# What you have to do
Scan the records and identify every line in which the string "selected" occurs, then return those lines.

Dataset records:

·····

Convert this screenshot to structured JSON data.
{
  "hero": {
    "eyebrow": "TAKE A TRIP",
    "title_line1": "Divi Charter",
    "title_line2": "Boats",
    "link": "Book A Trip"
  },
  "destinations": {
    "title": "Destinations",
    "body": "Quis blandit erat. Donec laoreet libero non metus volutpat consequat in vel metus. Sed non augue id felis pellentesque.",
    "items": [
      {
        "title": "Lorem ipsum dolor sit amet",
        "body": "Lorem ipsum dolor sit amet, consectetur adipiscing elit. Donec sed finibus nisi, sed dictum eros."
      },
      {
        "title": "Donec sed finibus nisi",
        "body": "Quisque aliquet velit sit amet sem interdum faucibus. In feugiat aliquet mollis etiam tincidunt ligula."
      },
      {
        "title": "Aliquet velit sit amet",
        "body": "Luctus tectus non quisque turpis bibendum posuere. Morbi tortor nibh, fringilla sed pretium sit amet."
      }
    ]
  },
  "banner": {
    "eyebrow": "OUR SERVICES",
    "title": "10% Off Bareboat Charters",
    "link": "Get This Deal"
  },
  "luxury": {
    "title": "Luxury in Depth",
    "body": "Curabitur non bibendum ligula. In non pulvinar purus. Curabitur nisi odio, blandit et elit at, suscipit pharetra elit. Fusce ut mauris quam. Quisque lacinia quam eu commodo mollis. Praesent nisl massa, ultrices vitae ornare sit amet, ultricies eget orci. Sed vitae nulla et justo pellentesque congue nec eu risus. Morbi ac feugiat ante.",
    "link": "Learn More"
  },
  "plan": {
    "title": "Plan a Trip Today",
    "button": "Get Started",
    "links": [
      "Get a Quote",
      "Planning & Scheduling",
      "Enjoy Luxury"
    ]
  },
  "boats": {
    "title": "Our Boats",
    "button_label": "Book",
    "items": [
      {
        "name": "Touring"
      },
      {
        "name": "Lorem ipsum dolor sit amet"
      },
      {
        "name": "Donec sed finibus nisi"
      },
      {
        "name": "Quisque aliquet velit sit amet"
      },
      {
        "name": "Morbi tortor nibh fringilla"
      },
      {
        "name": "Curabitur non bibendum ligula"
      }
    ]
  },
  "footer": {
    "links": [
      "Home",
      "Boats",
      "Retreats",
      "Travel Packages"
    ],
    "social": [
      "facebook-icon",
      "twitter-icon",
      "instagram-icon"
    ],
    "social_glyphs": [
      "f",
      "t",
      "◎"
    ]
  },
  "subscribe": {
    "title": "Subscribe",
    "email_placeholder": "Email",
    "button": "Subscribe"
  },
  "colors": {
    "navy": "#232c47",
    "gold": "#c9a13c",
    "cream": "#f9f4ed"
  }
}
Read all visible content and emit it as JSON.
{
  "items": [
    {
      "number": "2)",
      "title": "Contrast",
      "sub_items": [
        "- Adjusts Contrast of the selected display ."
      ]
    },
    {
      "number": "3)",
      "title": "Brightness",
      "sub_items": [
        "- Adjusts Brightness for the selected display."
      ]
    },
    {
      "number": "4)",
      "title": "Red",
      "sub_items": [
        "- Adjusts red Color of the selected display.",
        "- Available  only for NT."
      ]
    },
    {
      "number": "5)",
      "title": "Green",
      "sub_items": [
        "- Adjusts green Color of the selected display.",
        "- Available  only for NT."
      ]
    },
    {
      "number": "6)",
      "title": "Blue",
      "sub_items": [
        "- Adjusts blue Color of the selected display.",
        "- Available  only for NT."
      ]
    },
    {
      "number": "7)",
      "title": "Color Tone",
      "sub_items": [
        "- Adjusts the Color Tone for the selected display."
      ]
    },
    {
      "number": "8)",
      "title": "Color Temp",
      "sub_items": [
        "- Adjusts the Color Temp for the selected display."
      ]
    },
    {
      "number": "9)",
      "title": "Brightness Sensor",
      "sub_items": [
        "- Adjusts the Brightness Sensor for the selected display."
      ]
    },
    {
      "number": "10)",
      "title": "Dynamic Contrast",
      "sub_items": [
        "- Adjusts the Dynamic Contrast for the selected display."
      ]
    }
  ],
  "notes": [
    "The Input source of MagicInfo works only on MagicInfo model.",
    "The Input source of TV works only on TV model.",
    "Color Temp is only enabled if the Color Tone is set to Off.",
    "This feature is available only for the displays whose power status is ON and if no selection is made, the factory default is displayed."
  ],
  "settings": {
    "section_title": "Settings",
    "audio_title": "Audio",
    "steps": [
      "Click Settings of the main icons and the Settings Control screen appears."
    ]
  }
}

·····

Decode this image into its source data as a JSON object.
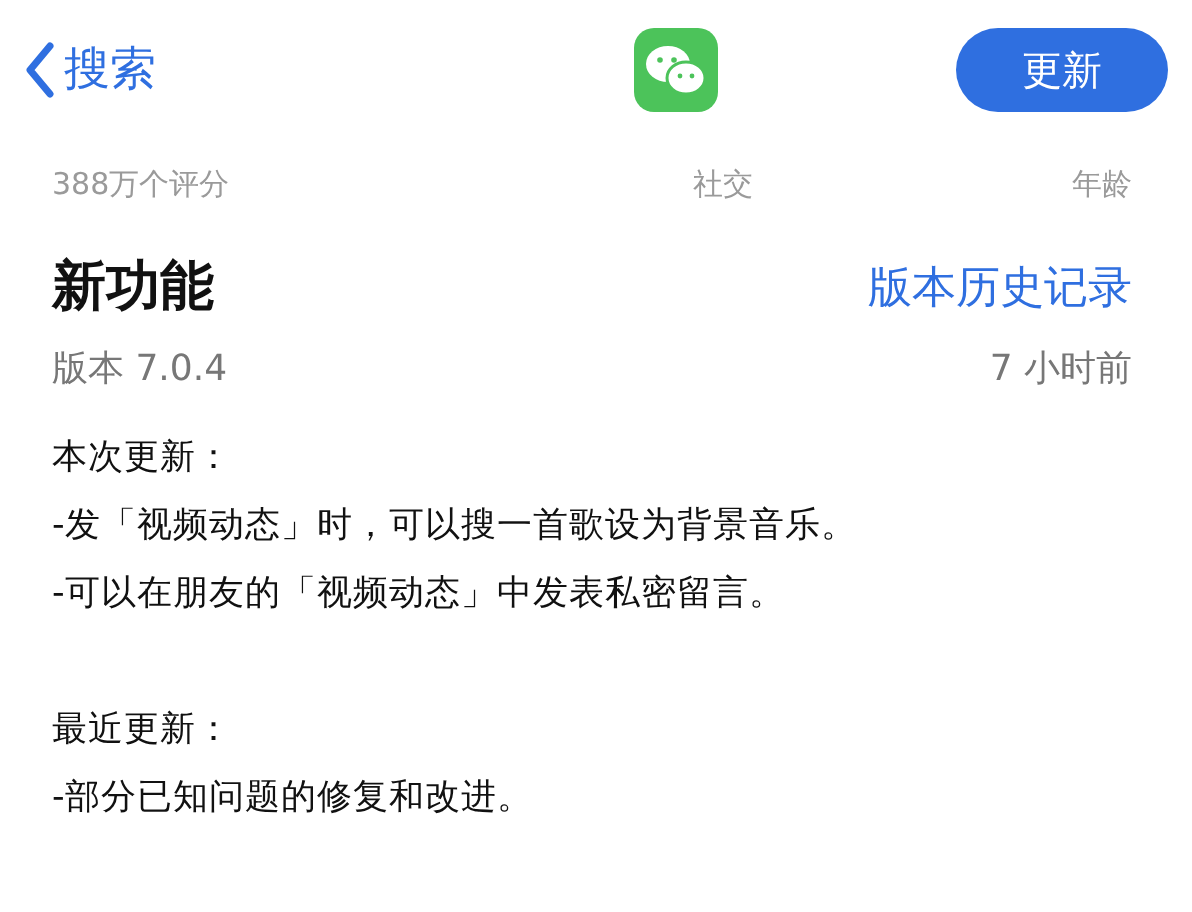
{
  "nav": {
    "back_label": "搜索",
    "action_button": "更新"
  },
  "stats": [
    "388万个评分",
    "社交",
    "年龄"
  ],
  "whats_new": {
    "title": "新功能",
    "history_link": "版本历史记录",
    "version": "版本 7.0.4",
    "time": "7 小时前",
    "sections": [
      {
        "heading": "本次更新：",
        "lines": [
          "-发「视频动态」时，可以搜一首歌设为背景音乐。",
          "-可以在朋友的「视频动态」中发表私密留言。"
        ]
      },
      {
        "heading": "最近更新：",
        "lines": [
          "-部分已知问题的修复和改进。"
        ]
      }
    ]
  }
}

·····

# Solution to the problem
        "- Adjusts Contrast of the selected display ."
        "- Adjusts Brightness for the selected display."
        "- Adjusts red Color of the selected display.",
        "- Adjusts green Color of the selected display.",
        "- Adjusts blue Color of the selected display.",
        "- Adjusts the Color Tone for the selected display."
        "- Adjusts the Color Temp for the selected display."
        "- Adjusts the Brightness Sensor for the selected display."
        "- Adjusts the Dynamic Contrast for the selected display."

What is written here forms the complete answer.